[Collected data]
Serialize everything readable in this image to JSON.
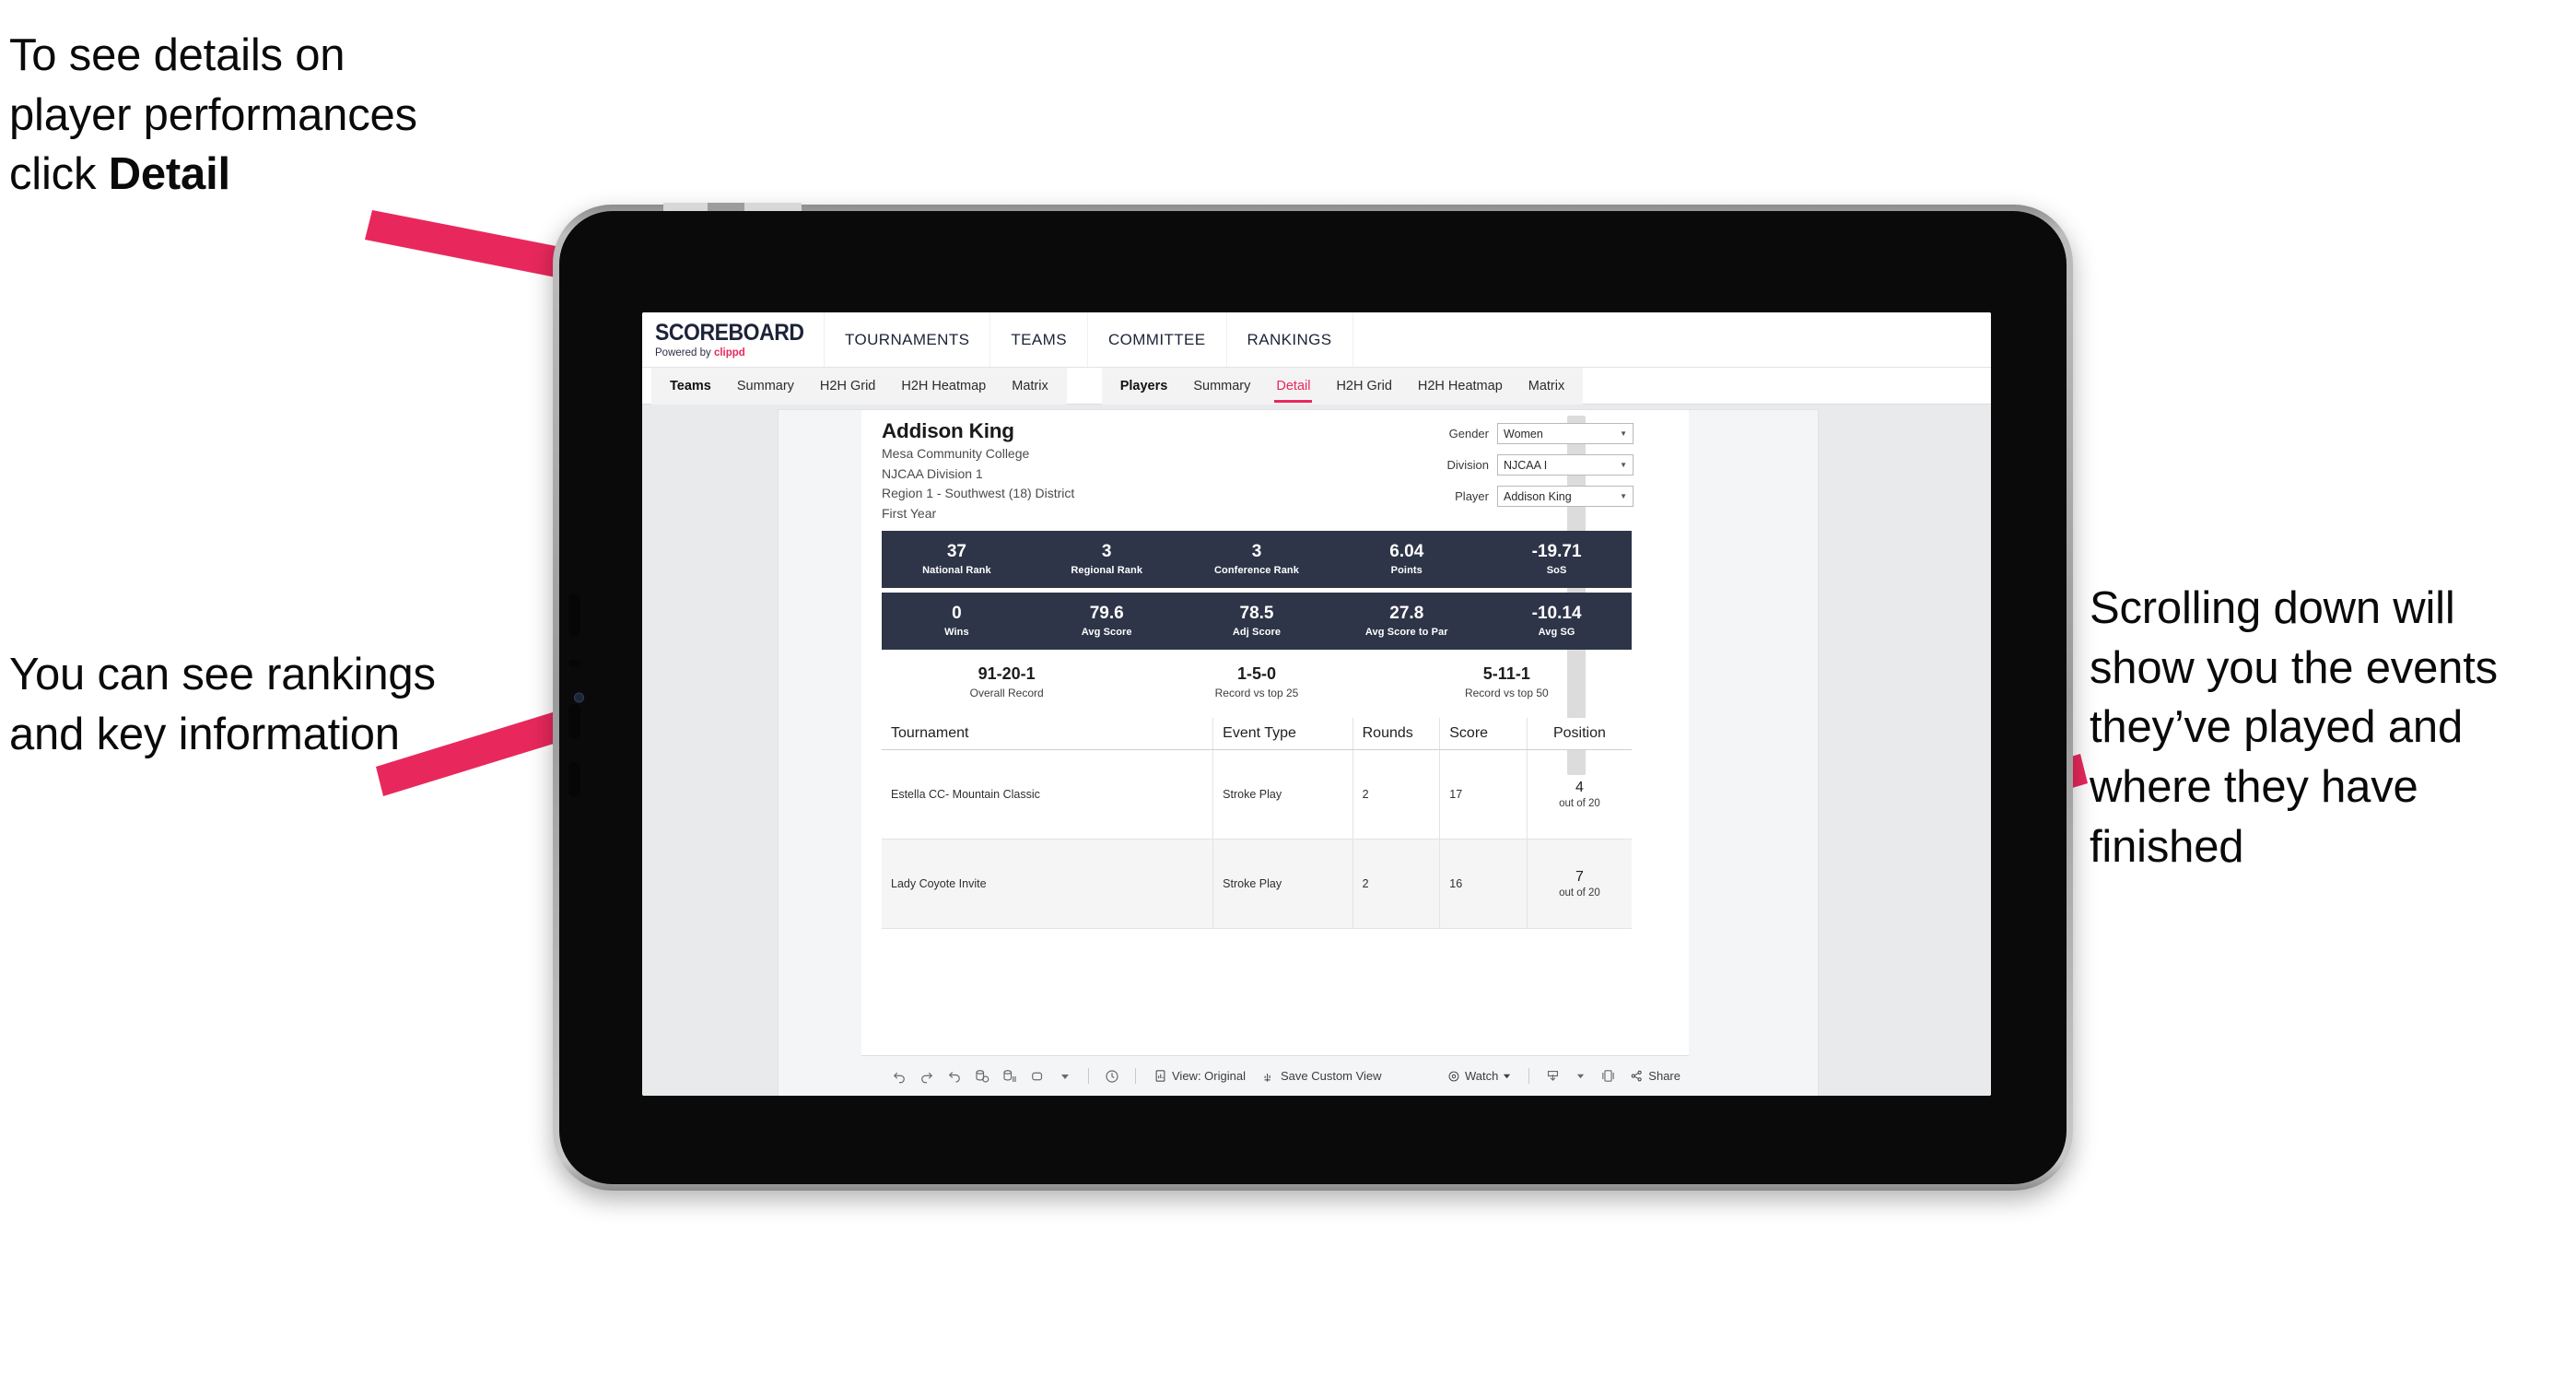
{
  "annotations": {
    "top_left": {
      "line1": "To see details on",
      "line2": "player performances",
      "line3_prefix": "click ",
      "line3_bold": "Detail"
    },
    "mid_left": "You can see rankings and key information",
    "right": "Scrolling down will show you the events they’ve played and where they have finished"
  },
  "accent": {
    "pink": "#e8285c",
    "navy": "#2e3548"
  },
  "app": {
    "brand": {
      "title": "SCOREBOARD",
      "powered_prefix": "Powered by ",
      "powered_brand": "clippd"
    },
    "topnav": [
      "TOURNAMENTS",
      "TEAMS",
      "COMMITTEE",
      "RANKINGS"
    ],
    "subnav_teams": [
      "Teams",
      "Summary",
      "H2H Grid",
      "H2H Heatmap",
      "Matrix"
    ],
    "subnav_players": [
      "Players",
      "Summary",
      "Detail",
      "H2H Grid",
      "H2H Heatmap",
      "Matrix"
    ],
    "subnav_active": "Detail"
  },
  "player": {
    "name": "Addison King",
    "school": "Mesa Community College",
    "division": "NJCAA Division 1",
    "region": "Region 1 - Southwest (18) District",
    "year": "First Year"
  },
  "filters": [
    {
      "label": "Gender",
      "value": "Women"
    },
    {
      "label": "Division",
      "value": "NJCAA I"
    },
    {
      "label": "Player",
      "value": "Addison King"
    }
  ],
  "stats_row1": [
    {
      "value": "37",
      "label": "National Rank"
    },
    {
      "value": "3",
      "label": "Regional Rank"
    },
    {
      "value": "3",
      "label": "Conference Rank"
    },
    {
      "value": "6.04",
      "label": "Points"
    },
    {
      "value": "-19.71",
      "label": "SoS"
    }
  ],
  "stats_row2": [
    {
      "value": "0",
      "label": "Wins"
    },
    {
      "value": "79.6",
      "label": "Avg Score"
    },
    {
      "value": "78.5",
      "label": "Adj Score"
    },
    {
      "value": "27.8",
      "label": "Avg Score to Par"
    },
    {
      "value": "-10.14",
      "label": "Avg SG"
    }
  ],
  "records": [
    {
      "value": "91-20-1",
      "label": "Overall Record"
    },
    {
      "value": "1-5-0",
      "label": "Record vs top 25"
    },
    {
      "value": "5-11-1",
      "label": "Record vs top 50"
    }
  ],
  "table": {
    "columns": [
      "Tournament",
      "Event Type",
      "Rounds",
      "Score",
      "Position"
    ],
    "rows": [
      {
        "tournament": "Estella CC- Mountain Classic",
        "event_type": "Stroke Play",
        "rounds": "2",
        "score": "17",
        "position": "4",
        "position_sub": "out of 20"
      },
      {
        "tournament": "Lady Coyote Invite",
        "event_type": "Stroke Play",
        "rounds": "2",
        "score": "16",
        "position": "7",
        "position_sub": "out of 20"
      }
    ]
  },
  "toolbar": {
    "view_label": "View: Original",
    "save_label": "Save Custom View",
    "watch_label": "Watch",
    "share_label": "Share"
  }
}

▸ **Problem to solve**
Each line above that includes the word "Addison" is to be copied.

▸ **Answer box**
    "name": "Addison King",
      "value": "Addison King"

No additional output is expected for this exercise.